In the 1800s, quilting bees became a social event for women. When a woman left for points west, many times she would never see her friends or family again. Sometimes a group of women would assemble and make a friendship quilt for the woman who was leaving to remember them by. Often, a single woman was accompanying the pioneers west, and her friends and family would make a quilt for her hope chest so that when she was married, she and her new husband would have the quilt.
In the new home, quilts could be used to hang at window openings or within the cabin for privacy. The quilts also provided a bit of home in a strange land. Sometimes, women would send letters with bits of material from a dress they'd made and these would be made into quilt blocks, then into quilts.
In the new homesteads, winters were long. Women would often assemble quilt blocks over the winter and then, in the spring when the weather warmed up, meet and assemble the quilts together. These events were big social occasions. Often, only expert women would gather to quilt something for a specific occasion, such as a birth or a wedding. But usually, all women were welcome to participate in the quilting bee. The women had a chance to catch up and laugh. The husbands had a chance to socialize and the children could play. At the end of the day, the women would break to make dinner and frequently the bee was followed by a dance.

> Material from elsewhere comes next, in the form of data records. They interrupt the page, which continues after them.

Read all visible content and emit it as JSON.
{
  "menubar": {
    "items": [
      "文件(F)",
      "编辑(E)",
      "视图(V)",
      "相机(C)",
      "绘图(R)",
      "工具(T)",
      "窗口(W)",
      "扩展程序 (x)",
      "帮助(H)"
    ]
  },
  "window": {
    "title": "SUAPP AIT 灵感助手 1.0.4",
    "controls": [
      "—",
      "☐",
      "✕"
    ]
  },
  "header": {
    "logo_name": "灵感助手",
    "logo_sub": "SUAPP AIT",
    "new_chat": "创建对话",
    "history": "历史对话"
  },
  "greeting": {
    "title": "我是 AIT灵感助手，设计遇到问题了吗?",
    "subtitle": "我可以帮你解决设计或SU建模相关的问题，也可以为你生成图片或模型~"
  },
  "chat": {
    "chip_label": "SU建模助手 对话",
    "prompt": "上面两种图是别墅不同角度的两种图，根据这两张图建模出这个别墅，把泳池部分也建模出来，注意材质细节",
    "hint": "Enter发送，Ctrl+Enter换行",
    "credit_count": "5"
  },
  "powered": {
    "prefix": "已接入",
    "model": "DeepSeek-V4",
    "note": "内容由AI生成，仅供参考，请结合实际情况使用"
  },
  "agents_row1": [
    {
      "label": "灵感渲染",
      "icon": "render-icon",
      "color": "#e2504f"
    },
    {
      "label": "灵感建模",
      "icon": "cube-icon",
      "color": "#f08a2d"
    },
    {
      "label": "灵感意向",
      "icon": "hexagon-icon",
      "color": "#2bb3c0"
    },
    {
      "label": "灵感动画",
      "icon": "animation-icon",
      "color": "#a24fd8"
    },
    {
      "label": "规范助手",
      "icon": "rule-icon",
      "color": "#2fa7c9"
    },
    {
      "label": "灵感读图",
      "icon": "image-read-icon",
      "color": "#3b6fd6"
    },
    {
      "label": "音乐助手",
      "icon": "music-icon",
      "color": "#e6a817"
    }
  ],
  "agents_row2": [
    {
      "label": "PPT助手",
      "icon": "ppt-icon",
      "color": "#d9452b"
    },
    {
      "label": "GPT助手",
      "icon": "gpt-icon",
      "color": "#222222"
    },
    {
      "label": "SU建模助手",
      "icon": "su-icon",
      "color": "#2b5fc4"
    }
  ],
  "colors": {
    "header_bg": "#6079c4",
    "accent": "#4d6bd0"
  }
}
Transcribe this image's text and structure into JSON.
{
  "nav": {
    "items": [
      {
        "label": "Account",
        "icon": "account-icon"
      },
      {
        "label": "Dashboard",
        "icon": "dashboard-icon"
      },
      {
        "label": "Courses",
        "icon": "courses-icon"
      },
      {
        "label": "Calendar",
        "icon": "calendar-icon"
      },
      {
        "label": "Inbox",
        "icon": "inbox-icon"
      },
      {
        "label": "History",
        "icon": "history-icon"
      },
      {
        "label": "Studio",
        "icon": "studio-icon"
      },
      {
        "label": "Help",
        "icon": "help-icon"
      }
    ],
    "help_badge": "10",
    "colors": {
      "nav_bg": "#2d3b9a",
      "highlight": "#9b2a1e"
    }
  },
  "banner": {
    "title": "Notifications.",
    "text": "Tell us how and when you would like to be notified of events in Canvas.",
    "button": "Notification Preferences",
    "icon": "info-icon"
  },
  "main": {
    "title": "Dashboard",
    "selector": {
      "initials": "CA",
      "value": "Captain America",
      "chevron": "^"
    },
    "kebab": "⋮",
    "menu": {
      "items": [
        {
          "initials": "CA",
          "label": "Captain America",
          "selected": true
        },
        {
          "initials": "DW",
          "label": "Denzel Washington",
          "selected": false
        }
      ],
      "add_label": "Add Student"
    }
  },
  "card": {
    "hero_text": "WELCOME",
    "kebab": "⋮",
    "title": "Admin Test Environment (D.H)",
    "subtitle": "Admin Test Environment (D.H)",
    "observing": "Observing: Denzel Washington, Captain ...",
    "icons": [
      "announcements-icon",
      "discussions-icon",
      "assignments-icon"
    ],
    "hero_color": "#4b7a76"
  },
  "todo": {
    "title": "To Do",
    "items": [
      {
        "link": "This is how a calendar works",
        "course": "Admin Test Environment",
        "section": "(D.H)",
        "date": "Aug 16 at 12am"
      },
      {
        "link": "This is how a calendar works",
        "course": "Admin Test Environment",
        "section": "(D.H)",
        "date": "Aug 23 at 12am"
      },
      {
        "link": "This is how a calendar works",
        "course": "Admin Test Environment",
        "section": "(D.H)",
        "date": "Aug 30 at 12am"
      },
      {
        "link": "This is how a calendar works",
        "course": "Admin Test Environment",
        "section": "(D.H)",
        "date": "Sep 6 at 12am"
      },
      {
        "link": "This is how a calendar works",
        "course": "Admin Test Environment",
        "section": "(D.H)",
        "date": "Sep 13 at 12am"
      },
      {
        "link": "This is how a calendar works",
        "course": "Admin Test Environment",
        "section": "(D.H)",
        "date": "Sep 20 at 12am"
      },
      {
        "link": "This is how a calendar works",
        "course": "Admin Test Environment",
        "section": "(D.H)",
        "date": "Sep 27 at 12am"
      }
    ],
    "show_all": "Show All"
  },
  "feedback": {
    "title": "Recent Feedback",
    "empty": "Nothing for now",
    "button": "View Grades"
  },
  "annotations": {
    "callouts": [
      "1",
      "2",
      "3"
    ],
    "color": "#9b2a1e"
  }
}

Many of these quilts did not survive. The main reason is that these quilts were meant to be used. They simply wore out. Conditions were harsh in the new homesteads. Dust, floods, fires, all destroyed quilts. But many of them were handed down and still remain cherished heirlooms in families today.